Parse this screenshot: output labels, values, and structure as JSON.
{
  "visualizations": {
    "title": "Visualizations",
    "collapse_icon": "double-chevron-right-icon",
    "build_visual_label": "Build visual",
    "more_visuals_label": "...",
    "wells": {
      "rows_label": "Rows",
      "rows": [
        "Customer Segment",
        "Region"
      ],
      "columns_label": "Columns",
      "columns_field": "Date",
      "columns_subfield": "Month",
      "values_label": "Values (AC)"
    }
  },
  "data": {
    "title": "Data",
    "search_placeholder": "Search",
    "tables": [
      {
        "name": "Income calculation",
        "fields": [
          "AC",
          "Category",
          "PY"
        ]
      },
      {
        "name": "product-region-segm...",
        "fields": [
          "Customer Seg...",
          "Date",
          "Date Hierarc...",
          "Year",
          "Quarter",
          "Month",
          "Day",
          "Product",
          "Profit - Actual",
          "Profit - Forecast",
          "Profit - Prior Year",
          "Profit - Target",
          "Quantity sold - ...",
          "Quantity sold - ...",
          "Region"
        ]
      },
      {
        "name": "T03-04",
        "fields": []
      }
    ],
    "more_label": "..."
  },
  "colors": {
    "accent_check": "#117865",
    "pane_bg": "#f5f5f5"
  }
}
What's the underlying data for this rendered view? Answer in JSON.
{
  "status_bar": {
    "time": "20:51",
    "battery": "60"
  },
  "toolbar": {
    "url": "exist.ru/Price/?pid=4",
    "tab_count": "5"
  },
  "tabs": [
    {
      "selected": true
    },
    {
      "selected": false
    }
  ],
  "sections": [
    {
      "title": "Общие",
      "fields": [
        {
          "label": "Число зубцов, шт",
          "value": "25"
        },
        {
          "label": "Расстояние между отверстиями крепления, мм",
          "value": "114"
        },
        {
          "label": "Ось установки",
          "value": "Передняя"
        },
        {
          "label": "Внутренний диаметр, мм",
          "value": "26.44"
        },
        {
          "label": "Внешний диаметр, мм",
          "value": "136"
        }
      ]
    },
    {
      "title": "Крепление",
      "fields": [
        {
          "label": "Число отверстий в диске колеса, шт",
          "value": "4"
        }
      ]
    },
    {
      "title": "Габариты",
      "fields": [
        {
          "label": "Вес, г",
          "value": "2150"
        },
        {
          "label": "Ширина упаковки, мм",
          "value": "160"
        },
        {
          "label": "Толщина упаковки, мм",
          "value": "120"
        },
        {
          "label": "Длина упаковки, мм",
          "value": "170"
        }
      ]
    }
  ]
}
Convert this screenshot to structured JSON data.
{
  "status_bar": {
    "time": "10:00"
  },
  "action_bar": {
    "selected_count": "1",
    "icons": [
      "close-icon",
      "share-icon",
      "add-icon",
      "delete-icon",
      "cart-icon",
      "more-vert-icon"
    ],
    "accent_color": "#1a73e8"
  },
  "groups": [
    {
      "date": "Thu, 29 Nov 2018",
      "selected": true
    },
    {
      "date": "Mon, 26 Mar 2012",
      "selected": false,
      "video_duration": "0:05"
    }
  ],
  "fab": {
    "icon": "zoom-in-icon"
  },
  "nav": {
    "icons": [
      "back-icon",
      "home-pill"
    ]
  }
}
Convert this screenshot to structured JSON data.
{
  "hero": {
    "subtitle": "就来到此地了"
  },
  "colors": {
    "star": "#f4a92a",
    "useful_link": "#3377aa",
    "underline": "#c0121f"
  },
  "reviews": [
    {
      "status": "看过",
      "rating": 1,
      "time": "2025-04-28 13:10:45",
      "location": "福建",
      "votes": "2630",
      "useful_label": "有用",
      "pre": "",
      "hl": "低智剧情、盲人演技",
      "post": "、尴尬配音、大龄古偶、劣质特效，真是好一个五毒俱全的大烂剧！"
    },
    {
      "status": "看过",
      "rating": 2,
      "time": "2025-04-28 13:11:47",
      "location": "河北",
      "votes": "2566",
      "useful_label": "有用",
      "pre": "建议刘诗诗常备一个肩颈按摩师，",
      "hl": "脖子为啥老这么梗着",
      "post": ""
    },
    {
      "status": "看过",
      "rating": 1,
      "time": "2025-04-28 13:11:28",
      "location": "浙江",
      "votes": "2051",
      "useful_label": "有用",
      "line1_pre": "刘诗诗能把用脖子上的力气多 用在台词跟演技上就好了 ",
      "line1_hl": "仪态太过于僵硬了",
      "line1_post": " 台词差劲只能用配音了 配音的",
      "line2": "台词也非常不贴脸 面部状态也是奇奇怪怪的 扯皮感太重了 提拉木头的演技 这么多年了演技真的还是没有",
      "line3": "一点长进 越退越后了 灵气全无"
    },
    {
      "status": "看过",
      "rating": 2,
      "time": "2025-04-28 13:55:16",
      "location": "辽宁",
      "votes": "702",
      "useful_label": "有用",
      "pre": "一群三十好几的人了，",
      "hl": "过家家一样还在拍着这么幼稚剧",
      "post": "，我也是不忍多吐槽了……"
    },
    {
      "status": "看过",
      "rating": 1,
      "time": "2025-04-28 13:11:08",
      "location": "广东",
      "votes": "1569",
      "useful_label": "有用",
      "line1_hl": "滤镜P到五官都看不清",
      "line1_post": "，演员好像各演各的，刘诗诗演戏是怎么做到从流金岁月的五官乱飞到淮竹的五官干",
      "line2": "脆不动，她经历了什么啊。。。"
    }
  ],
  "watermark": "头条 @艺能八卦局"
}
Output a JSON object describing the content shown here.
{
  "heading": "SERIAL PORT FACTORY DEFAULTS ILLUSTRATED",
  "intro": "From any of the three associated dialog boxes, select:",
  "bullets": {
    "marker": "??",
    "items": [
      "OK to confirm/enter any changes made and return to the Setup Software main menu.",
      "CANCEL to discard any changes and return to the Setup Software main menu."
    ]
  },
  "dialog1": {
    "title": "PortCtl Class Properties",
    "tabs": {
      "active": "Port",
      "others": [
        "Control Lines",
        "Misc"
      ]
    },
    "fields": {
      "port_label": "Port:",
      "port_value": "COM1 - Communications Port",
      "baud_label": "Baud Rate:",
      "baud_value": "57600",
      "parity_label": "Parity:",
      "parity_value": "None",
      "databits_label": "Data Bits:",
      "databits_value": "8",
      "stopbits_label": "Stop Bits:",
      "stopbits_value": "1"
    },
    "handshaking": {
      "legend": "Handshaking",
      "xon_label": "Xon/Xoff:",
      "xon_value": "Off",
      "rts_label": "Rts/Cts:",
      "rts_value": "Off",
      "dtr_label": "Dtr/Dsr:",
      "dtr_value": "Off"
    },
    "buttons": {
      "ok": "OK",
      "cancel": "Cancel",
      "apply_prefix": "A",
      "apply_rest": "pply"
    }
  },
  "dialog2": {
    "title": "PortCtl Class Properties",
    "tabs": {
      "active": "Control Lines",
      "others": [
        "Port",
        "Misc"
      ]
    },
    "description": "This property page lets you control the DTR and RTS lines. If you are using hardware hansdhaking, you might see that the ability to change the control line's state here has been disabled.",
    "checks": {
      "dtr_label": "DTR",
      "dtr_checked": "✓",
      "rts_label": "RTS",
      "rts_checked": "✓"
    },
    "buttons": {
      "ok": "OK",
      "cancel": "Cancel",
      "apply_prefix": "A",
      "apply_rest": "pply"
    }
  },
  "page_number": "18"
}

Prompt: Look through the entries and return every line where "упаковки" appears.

Written answer:
          "label": "Ширина упаковки, мм",
          "label": "Толщина упаковки, мм",
          "label": "Длина упаковки, мм",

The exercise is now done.